There was considerable variability even among different lots from the same manufacturer, the study found, and the results did not always match those submitted by the manufacturers to the FDA in their marketing applications.
The issue of real-world generic equivalence is not confined to AEDs, Privitera said. Immunosuppressants are another drug class with narrow therapeutic indices, and an FDA-funded study of tacrolimus bioequivalence is also underway.
Another view of the bioequivalence issue was provided by another University of Cincinnati study led by Lisa Garrity, PharmD — a survey of Cincinnati-area pharmacists about their knowledge and experience with generic AEDs.
Garrity and colleagues obtained responses to a one-page questionnaire from 30 retail pharmacists who had a mean of 15.6 years in practice (SD 8.8). Of these, 20 reported having no specific education about possible issues with generic AEDs when switching from one manufacturer to another.
Responses indicated that 22 believed that switching from a branded version to a generic could cause problems, but only 18 said that issues could arise when switching between generic versions of the same drug. “I think these [types of switches] should be equally concerning,” Garrity said.
Most of the respondents (26) said they verbally inform patients when a drug supplier is changed, but the same number said they did not inform the patients’ physicians. Nearly as many, 24, said they made efforts not to change AED manufacturers.
But, when asked about the FDA’s current bioequivalence standard, most of the pharmacists got it wrong. Three said the generic versions had to exactly match the branded drug’s pharmacokinetics, and 16 put the acceptable variability at 90%-111%. Only 11 correctly indicated the actual standard of 80%-125%.
Privitera said that the FDA has said it would consider a new standard of 90%-111% for certain narrow-index drugs if new studies support it.
Gidal said another problem with the current system is the lack of transparency regarding generic drugs’ pharmacokinetics.
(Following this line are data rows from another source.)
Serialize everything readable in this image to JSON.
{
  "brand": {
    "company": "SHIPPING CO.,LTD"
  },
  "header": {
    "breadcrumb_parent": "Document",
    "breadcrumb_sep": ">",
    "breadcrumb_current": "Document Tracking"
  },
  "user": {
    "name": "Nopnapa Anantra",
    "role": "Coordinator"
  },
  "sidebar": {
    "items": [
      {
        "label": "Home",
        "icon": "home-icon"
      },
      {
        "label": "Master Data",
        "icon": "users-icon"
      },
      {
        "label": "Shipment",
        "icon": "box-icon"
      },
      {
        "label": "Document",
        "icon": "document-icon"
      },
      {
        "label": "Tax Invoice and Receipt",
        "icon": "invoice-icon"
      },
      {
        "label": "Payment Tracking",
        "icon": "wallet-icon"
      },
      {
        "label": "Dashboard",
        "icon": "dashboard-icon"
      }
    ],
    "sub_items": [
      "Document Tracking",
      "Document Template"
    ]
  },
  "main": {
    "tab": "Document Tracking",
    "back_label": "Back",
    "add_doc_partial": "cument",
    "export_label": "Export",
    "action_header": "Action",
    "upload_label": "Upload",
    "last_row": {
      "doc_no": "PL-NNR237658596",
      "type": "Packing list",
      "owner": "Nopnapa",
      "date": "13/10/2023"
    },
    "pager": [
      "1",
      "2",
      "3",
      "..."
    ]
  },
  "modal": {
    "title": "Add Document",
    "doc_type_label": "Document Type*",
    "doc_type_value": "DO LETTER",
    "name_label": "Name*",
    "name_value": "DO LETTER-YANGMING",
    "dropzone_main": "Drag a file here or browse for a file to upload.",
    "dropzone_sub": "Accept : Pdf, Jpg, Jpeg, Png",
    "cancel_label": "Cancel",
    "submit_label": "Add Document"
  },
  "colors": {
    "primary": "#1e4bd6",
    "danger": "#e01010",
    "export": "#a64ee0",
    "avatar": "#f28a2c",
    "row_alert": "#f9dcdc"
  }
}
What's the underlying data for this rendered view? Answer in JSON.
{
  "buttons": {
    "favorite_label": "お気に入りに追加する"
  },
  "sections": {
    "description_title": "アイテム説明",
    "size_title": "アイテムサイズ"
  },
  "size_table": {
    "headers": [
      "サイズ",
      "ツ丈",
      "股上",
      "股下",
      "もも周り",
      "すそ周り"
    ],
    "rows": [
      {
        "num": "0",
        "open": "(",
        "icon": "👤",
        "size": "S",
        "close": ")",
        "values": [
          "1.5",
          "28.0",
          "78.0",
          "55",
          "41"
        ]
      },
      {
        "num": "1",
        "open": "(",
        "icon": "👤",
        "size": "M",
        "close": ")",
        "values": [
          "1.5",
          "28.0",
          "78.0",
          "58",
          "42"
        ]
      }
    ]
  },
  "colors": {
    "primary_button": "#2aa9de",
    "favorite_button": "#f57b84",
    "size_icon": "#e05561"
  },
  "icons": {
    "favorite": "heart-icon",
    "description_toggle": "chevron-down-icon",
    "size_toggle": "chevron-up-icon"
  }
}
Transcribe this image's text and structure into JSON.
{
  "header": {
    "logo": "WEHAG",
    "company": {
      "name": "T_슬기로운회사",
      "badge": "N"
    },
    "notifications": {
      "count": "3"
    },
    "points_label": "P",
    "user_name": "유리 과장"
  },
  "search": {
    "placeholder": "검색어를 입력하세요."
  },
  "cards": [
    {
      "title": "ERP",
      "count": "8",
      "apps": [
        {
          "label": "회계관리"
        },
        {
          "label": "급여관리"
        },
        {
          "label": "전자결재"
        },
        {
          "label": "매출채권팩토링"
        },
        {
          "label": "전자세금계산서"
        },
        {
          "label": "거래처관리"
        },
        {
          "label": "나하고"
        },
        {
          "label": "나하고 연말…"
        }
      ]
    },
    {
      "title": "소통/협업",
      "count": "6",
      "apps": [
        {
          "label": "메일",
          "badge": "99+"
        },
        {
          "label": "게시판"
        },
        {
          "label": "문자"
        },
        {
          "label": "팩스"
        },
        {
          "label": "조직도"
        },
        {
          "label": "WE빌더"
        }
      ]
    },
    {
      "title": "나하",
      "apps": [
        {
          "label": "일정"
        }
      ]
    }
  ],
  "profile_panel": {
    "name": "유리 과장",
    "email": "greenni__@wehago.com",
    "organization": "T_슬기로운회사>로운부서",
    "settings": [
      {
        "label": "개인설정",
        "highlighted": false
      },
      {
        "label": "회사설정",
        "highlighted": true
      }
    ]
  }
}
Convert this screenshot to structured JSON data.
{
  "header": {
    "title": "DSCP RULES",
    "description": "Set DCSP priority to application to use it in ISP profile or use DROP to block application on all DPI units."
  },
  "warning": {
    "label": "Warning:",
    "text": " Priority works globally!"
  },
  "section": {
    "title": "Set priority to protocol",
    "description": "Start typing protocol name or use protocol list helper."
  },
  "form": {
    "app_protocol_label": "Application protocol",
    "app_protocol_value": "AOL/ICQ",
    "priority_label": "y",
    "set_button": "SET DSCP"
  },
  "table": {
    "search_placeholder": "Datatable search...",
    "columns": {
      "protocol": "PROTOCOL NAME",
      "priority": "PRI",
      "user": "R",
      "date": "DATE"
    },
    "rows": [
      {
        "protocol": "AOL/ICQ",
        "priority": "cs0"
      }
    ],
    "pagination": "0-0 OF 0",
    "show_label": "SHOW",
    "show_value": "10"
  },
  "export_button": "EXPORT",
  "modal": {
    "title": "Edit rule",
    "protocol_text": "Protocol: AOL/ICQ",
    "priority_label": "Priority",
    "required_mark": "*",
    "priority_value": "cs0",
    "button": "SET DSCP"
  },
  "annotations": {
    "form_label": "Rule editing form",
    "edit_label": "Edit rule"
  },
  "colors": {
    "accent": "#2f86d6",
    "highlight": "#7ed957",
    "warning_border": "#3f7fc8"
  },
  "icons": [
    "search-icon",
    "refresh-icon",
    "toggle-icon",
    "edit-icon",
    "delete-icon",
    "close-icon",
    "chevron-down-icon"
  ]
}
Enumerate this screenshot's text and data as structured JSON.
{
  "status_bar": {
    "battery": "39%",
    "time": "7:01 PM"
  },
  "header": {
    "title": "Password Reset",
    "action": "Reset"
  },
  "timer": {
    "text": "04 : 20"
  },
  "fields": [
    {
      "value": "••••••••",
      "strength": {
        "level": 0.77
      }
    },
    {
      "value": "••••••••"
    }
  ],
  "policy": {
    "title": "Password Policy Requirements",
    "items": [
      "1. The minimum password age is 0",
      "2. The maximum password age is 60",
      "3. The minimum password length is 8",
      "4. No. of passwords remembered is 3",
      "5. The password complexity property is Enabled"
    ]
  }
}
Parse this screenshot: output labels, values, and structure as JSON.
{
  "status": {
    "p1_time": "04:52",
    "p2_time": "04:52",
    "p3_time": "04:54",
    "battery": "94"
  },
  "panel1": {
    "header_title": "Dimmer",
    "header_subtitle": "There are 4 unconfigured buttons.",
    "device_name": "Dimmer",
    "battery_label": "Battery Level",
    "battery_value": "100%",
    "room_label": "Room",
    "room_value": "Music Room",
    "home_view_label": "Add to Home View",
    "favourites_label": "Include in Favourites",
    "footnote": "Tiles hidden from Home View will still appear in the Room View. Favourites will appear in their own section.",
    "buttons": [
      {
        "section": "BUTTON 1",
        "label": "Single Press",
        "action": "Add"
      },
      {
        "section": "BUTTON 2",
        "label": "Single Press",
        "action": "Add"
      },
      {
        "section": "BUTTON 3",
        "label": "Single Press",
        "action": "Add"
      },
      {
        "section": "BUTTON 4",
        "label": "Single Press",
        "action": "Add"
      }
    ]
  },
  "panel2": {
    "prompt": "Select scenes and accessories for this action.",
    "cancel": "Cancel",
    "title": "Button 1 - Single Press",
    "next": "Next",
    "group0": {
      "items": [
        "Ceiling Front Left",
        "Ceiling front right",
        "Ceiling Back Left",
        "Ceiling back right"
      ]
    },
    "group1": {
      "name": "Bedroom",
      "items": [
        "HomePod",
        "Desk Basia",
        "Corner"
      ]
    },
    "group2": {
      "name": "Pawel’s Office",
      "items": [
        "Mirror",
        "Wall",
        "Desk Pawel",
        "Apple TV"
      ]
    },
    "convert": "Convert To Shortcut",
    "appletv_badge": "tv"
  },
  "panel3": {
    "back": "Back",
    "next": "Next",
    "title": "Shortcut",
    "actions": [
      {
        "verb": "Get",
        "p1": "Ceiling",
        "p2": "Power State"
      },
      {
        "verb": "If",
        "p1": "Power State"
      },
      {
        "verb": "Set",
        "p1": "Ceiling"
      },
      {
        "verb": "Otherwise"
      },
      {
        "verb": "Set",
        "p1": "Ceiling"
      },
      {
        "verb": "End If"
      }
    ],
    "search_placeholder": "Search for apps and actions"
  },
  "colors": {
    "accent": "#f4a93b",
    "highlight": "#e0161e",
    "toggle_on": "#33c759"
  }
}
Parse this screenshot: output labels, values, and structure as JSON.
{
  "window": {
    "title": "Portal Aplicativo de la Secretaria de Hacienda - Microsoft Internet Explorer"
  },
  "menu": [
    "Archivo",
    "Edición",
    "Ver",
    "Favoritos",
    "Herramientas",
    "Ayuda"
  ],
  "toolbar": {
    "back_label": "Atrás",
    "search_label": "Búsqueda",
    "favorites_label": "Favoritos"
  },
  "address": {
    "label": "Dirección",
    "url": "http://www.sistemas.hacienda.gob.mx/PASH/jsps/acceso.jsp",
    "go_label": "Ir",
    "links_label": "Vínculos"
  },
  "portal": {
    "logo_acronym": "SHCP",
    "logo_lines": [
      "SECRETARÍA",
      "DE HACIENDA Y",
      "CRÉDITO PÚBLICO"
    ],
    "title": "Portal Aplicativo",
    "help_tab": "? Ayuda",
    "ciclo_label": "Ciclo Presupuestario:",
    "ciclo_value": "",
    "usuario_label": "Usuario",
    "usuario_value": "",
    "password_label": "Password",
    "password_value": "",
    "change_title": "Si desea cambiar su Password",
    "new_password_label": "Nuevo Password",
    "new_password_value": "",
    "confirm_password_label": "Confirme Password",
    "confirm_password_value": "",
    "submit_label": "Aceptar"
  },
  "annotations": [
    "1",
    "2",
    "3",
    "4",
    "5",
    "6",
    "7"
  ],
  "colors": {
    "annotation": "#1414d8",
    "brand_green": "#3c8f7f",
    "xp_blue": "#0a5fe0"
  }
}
Data from manufacturers’ FDA submissions “are not readily available,” he said. “It should be available on a web site.”
But he also cautioned against fomenting worry about generic drugs, which he and Privitera agreed are good for most patients and a necessary component of cost-effective care.
It’s important to raise questions and urge the FDA toward improved standards to protect patients, but “we need not make patients fearful,” Gidal said.
The bioequivalence studies are funded by the FDA. The pharmacist survey had no external funding.
Presenters had no financial disclosures.